Jackson's passion for athletics carried on into his professional career. He currently lives in Paducah, where he has worked as a Paducah Public Schools administrator, officiated fifteen state basketball championships, and currently serves as the Director of District Personnel for the Paducah Public Schools. Prior to his current position, Jackson has taught health, physical education, history, and social studies at various schools such as Trigg County Junior High School in Cadiz, KY, Bard Junior High in Benton Harbor, MI, and Jetton Junior High, Brazelton Junior High/Paducah Middle School, and Paducah Tilghman in Paducah, KY. He has also coached football, basketball, and track. He has received numerous honors and awards, including the Kentucky Colonel Award, Duke of Paducah, and Teacher of the Year for Paducah Middle School. 

While visiting the Sounds Good studio, Jackson recounts his time at Murray State, and the process of becoming the first African American student-athlete, as going fairly smoothly in relation to other colleges of the area. Jackson recalls the faculty members, teammates, and his family all being extremely supportive. Yet even in the midst of the civil rights movement, Jackson didn't consider himself to be a trailblazer, saying "I just assumed that was something that was meant to be."

However, Jackson was not able to avoid the racism running rampant in the U.S. at the time. He recalled two separate occasions in which he was racially discriminated. At a hotel in Murfreesboro, TN, everyone on the track team was allowed to check into their rooms except for Jackson. Rather than stay in the hotel with the rest of his teammates, he had to find a different place to stay downtown with an elderly couple. Sometimes, he met discrimination from members of opposing football teams. At a game at Tennessee Tech, Jackson recalls a player who, for seemingly no reason, kicked Jackson in the head. The injuries sustained by the assault forced Jackson to sit out on multiple games. When speaking of the referee who didn't call for any foul or misconduct, he says the referee "either did not see it or pretended he didn't see it." Jackson explained that he held no grudges for the behavior at Tennessee Tech, but that he had continued to search for the player who kicked him in the hopes that he could discuss what had happened. When asked if he thought the player would feel differently now, Jackson said, "hopefully that was just a sign of the times, and everything is different now." 

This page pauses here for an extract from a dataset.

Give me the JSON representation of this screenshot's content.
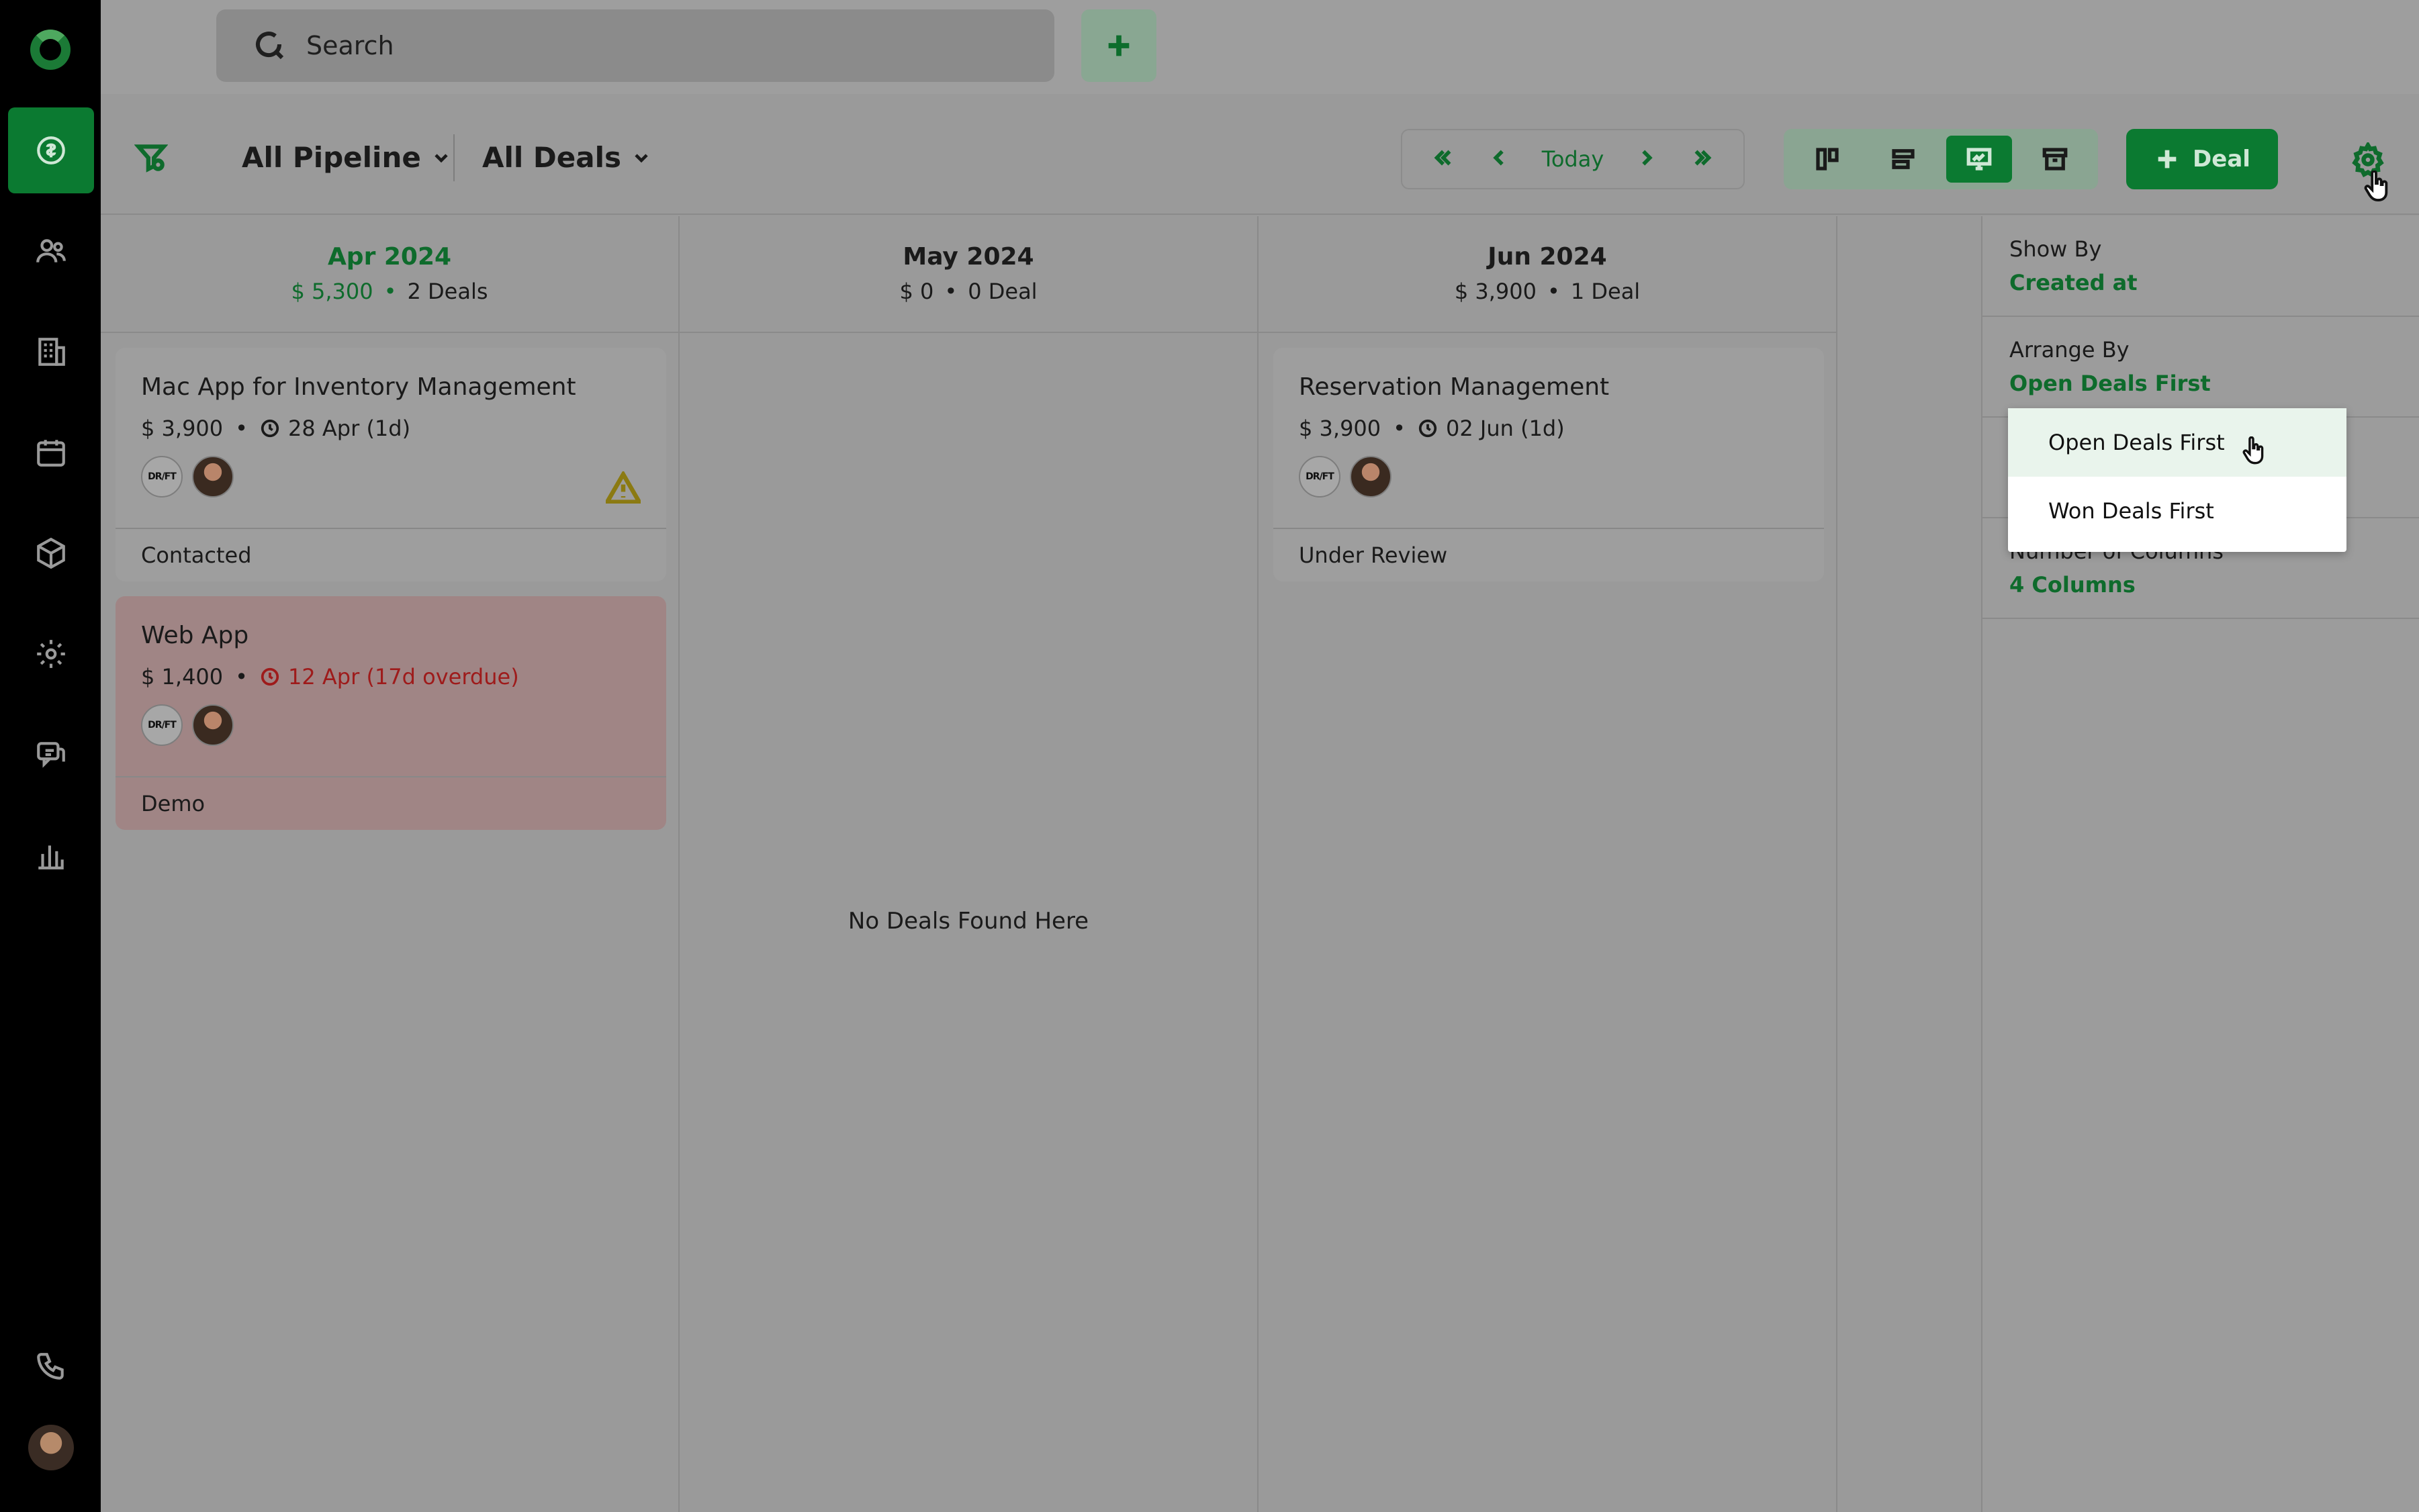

Jackson's athletic career shaped the way he treats his own student-athletes today. He attributes a large part of his coaching techniques to the experiences he faced as a minority athlete during one of the most turbulent social movements of U.S. history. "I [make] an effort to treat everybody the same," Jackson says, "no matter where they came from, which side of town they were on, or what complexion they were."